**WORK REQUIRED:** Which lines have the string "Toward"? Copy all of them from the entries below.
-- RECORDED INFORMATION follows --
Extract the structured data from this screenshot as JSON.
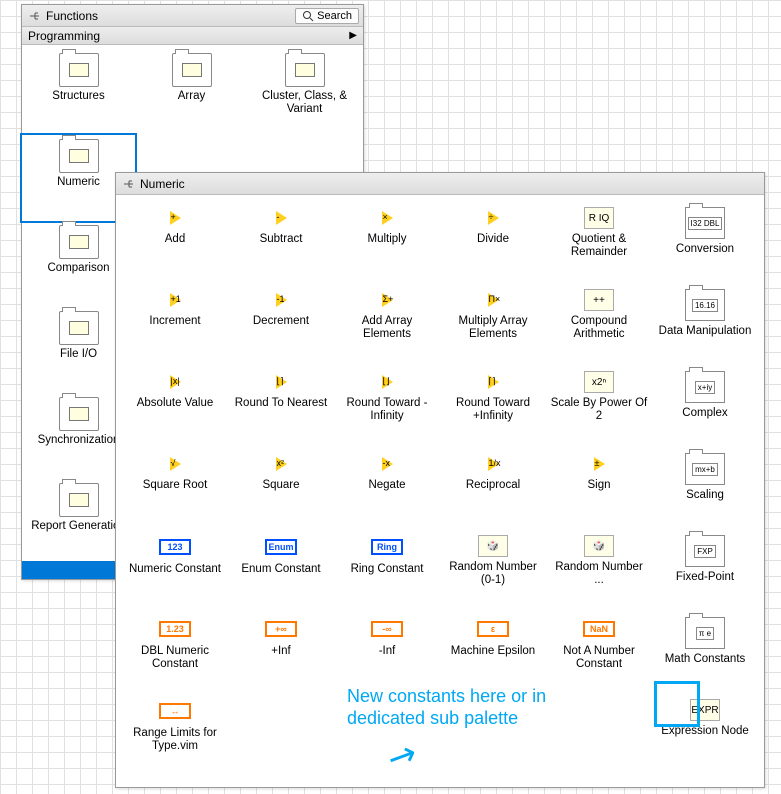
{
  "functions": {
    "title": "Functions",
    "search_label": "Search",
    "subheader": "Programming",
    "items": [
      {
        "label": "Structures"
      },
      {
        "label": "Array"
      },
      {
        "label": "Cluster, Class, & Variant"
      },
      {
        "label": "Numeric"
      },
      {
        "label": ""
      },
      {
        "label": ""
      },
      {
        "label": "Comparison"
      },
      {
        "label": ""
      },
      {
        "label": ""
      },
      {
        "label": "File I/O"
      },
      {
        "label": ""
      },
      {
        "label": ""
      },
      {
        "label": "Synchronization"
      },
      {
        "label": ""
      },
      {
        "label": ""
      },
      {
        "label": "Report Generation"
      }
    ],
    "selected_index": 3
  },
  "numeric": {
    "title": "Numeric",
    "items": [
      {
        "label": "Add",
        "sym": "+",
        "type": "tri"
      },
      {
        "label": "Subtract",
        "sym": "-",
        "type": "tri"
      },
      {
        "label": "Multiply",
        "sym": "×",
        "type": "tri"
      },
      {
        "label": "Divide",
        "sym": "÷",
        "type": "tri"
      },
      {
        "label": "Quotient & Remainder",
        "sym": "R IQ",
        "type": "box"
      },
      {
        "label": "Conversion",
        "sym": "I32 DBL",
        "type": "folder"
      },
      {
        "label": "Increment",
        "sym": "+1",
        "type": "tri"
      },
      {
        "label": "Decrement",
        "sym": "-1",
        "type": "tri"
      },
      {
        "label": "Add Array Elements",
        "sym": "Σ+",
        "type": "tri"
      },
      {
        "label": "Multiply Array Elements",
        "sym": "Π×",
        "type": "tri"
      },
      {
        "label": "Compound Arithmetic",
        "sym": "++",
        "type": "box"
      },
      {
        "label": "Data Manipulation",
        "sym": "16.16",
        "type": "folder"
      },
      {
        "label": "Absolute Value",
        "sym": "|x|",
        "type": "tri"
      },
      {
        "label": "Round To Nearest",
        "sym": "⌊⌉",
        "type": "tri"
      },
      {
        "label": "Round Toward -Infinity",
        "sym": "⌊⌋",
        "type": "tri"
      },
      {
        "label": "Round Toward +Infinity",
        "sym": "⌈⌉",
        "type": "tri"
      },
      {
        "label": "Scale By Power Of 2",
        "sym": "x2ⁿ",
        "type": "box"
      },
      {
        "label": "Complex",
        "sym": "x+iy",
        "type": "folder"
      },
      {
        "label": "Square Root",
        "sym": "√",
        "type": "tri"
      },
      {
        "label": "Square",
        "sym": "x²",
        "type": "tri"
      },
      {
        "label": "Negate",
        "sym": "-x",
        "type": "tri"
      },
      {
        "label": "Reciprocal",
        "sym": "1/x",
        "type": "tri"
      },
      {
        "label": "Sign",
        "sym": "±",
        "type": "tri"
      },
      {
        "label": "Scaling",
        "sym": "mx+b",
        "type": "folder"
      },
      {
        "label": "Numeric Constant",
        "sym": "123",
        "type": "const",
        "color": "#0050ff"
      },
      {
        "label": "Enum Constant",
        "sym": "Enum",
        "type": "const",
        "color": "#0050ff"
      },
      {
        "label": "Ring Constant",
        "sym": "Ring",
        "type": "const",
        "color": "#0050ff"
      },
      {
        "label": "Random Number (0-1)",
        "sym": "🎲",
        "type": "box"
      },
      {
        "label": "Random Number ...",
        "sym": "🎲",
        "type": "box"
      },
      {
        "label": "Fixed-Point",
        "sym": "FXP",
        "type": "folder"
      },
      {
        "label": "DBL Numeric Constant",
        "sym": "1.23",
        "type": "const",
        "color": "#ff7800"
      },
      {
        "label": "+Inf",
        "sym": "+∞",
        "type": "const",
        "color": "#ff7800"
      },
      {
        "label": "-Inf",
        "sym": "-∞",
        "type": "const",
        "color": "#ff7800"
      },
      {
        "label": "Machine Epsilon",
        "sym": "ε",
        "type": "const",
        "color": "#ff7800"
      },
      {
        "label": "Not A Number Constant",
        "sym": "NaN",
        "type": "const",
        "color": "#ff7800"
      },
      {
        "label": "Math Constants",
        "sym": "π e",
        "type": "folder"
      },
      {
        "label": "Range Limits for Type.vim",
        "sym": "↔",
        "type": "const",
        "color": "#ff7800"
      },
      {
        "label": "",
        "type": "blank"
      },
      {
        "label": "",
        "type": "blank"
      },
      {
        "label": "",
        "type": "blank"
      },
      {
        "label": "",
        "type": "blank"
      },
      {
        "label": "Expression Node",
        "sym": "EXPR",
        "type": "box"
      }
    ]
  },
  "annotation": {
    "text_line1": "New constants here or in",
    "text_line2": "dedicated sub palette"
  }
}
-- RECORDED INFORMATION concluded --
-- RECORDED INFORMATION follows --
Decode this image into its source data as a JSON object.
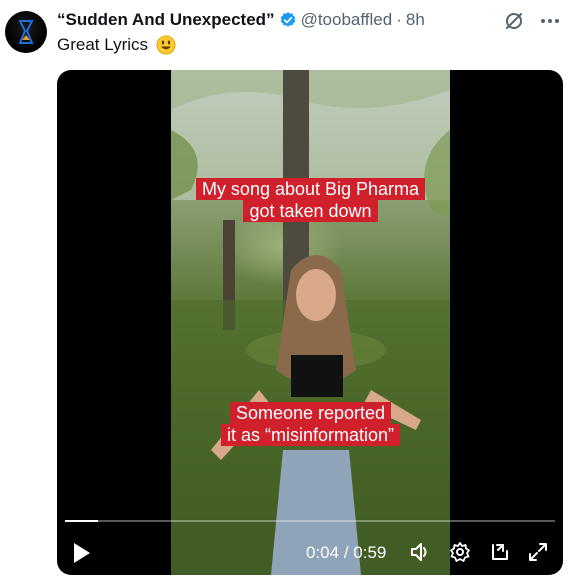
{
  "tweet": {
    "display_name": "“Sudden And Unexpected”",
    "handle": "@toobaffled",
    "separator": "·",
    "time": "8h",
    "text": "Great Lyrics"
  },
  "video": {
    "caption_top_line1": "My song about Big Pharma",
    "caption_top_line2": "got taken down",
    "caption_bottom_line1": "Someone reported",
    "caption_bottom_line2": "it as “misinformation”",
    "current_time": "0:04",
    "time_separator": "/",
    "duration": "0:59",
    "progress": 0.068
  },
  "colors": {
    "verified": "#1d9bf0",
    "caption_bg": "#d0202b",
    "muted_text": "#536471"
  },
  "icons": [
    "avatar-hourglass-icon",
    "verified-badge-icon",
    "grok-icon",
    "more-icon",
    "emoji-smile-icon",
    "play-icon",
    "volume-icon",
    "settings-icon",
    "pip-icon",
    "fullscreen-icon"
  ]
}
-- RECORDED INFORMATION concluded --
**RESPONSE BOX:**
        "label": "Round Toward -Infinity",
        "label": "Round Toward +Infinity",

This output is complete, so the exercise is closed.